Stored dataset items
------------------------------------------------

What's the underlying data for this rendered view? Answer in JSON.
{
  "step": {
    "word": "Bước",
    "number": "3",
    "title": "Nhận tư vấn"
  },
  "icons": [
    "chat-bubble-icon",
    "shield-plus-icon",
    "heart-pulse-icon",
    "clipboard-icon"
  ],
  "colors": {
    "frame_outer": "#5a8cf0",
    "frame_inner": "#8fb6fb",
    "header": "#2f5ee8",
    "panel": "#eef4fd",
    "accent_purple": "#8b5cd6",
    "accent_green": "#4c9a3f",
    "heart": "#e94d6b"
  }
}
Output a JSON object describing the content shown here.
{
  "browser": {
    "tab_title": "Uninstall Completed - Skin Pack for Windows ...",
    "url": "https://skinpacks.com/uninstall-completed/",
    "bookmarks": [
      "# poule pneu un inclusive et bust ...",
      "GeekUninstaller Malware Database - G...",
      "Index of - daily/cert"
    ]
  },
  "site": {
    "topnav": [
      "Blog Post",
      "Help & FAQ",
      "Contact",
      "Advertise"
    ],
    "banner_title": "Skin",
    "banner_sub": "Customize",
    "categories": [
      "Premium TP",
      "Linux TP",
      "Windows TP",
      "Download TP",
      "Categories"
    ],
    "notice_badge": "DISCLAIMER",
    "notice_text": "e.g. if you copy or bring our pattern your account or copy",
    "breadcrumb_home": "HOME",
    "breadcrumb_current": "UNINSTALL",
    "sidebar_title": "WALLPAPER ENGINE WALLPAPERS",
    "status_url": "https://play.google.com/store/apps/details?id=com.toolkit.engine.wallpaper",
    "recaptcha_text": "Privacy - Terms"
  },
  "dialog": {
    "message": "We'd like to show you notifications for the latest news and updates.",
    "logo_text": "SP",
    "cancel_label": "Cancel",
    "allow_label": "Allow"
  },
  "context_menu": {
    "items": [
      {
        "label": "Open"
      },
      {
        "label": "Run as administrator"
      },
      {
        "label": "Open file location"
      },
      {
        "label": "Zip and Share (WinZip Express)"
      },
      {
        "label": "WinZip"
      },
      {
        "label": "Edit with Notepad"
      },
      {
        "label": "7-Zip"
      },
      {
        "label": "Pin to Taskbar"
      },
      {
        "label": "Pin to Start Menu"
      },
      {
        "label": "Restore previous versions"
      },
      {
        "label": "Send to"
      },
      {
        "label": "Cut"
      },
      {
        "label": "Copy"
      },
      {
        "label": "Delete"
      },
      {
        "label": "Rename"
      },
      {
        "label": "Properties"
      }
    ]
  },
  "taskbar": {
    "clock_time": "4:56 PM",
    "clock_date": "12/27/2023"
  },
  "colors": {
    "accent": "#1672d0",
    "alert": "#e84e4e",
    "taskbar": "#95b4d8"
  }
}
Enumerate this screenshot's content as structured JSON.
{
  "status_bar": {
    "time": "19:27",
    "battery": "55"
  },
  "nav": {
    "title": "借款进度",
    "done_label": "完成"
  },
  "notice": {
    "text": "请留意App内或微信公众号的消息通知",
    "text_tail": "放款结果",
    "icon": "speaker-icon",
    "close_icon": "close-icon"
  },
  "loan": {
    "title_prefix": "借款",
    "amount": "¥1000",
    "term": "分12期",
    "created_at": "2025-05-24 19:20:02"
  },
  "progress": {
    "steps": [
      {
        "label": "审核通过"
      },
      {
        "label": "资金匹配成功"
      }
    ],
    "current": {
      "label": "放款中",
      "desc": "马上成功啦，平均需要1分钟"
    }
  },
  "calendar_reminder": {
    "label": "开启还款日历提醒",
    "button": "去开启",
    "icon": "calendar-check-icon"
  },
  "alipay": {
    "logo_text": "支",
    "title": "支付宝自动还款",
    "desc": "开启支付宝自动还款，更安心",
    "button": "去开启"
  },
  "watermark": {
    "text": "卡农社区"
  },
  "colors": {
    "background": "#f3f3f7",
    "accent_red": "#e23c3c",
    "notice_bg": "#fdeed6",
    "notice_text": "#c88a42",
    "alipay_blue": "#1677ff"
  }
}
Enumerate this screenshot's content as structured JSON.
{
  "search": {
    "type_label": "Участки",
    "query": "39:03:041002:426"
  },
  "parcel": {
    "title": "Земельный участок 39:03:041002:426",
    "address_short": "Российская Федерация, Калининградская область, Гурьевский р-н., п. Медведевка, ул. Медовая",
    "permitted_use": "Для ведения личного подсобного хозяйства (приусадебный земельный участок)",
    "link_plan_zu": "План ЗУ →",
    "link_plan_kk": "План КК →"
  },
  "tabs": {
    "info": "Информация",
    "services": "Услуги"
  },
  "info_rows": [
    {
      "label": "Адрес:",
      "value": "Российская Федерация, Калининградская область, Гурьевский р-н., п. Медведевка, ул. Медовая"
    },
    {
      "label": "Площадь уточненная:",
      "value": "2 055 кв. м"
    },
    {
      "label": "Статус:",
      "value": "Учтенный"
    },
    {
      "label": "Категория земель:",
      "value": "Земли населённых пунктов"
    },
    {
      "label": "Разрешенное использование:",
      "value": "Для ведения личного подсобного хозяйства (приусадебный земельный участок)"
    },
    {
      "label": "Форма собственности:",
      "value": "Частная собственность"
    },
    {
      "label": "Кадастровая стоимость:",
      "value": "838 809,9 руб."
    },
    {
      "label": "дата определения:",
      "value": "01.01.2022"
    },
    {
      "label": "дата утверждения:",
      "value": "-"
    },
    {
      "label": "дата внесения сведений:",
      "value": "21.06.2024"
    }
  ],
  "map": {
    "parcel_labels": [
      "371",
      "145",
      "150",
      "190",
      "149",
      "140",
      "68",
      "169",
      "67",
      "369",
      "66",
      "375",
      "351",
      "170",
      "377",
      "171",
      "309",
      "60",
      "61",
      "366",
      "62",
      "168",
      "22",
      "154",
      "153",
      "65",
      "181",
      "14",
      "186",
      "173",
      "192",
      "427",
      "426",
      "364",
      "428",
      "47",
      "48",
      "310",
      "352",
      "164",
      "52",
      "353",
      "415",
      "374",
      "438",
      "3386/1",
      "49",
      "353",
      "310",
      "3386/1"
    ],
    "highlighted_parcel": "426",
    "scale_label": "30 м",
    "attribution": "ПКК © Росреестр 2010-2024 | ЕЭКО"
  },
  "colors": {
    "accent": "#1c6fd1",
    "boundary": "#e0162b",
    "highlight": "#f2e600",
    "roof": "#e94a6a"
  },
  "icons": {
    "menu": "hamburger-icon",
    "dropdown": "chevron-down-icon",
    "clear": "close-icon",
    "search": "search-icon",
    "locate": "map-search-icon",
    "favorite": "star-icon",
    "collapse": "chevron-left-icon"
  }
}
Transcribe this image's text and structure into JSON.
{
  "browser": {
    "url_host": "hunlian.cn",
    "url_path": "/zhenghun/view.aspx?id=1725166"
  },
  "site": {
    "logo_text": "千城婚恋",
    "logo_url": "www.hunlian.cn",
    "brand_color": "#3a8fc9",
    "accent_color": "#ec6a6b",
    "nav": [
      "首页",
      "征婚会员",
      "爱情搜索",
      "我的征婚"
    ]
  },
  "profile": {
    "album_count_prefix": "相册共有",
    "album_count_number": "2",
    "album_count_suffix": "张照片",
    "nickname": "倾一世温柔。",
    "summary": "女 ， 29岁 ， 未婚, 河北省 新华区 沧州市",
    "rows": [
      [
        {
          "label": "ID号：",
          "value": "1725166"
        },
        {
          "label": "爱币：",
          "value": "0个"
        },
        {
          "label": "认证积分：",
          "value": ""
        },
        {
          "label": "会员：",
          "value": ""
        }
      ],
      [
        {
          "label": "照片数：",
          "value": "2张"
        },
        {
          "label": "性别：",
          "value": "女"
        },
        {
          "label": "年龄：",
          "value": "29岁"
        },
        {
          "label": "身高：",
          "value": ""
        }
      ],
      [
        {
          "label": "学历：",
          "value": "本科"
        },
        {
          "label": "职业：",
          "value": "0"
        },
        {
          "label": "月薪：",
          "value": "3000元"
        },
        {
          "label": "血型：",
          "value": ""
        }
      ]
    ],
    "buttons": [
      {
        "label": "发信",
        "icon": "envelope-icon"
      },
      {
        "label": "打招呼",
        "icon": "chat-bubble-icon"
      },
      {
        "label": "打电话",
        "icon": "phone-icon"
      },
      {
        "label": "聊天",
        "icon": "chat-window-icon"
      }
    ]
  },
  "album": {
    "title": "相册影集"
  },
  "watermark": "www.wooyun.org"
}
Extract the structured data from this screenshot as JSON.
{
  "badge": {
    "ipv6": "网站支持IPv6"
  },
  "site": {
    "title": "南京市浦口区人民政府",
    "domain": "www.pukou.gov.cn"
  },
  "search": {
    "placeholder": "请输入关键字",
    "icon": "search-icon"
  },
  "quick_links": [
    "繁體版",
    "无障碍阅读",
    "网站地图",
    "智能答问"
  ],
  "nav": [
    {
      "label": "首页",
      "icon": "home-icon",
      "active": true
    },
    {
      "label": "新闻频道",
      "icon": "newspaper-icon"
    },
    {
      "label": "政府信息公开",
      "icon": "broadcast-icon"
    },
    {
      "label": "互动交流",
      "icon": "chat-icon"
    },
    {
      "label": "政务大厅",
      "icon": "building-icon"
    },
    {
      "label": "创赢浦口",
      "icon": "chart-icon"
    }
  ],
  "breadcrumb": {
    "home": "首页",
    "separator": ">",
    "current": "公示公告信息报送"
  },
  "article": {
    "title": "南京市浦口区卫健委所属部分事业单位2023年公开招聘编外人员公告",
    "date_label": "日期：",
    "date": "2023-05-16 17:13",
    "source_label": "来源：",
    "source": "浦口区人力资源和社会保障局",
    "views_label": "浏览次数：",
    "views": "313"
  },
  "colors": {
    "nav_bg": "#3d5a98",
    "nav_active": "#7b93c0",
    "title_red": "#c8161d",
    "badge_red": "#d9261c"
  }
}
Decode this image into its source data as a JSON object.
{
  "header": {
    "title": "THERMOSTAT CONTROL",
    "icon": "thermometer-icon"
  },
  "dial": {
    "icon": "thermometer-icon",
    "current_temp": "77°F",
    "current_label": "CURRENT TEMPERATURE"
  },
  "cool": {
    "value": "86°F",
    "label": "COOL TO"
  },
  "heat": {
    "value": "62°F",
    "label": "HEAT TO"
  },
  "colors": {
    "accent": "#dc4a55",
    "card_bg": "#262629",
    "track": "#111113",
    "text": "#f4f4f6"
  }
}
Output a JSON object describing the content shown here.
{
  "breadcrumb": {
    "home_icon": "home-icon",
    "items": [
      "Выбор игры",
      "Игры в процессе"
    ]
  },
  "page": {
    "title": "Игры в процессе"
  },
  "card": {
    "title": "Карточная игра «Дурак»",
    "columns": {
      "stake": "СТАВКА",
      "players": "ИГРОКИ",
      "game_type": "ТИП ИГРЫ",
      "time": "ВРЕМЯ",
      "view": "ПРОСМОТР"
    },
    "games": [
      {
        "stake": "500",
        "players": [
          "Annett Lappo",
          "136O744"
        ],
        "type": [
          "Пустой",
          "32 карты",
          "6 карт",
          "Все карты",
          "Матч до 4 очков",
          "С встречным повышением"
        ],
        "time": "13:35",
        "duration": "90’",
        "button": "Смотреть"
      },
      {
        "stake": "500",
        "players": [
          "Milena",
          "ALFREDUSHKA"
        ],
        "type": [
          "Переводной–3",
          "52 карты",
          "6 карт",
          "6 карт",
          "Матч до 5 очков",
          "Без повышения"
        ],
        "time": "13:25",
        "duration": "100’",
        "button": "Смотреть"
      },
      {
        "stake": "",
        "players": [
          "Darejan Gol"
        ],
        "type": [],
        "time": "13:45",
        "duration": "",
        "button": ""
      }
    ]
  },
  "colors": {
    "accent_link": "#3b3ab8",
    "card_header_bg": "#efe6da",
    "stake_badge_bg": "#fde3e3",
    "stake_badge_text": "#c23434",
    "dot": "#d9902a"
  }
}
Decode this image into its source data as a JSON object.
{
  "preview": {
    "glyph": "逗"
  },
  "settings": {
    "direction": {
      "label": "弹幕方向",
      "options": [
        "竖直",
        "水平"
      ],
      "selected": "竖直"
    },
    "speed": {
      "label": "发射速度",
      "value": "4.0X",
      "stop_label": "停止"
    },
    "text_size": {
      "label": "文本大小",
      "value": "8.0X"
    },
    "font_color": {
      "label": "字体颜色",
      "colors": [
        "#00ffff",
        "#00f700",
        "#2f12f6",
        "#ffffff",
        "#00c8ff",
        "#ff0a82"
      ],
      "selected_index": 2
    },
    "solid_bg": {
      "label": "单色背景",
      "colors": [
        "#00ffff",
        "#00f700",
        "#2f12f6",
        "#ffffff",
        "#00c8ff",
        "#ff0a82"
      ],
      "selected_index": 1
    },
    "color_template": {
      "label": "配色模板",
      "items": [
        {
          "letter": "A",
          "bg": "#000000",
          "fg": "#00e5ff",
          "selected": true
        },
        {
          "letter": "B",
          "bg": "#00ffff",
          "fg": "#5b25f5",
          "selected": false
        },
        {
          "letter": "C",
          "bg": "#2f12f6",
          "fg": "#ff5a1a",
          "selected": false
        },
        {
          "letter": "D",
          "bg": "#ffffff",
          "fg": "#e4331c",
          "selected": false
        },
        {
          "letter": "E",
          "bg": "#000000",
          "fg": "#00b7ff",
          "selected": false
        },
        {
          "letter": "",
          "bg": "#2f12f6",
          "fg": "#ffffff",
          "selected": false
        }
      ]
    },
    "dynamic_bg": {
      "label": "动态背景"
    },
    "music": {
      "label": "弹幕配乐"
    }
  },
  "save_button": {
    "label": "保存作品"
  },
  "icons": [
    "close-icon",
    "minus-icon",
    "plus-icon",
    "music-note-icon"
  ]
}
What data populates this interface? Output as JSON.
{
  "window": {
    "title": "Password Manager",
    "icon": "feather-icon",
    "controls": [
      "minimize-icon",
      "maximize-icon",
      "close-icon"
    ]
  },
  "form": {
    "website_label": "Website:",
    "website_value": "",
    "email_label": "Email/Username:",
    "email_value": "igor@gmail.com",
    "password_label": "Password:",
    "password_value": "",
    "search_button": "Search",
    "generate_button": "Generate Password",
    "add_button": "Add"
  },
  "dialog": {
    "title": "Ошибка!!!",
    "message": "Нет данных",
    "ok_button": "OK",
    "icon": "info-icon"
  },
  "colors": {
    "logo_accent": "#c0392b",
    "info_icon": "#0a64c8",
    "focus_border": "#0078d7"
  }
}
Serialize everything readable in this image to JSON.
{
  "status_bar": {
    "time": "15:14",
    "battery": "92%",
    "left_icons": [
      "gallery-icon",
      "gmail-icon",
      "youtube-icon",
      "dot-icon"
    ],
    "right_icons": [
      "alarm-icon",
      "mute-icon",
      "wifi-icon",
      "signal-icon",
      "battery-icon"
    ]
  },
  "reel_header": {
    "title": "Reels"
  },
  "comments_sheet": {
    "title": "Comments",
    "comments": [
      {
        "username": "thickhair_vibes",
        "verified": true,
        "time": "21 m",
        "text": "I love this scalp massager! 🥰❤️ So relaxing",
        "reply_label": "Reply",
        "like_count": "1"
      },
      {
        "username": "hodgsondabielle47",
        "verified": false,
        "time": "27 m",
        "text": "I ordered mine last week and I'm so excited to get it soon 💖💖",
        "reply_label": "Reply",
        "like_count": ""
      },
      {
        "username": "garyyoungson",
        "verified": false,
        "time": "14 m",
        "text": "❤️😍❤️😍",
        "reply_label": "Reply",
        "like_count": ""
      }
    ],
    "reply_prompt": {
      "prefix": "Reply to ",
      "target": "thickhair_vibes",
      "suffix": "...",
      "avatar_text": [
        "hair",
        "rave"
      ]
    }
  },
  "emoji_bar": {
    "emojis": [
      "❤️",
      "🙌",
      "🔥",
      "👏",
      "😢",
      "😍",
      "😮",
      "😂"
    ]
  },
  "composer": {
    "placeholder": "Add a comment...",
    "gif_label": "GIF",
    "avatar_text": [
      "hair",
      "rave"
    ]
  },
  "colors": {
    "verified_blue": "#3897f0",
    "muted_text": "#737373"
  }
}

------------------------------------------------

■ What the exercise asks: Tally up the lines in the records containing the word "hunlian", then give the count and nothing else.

■ Result for this exercise: 2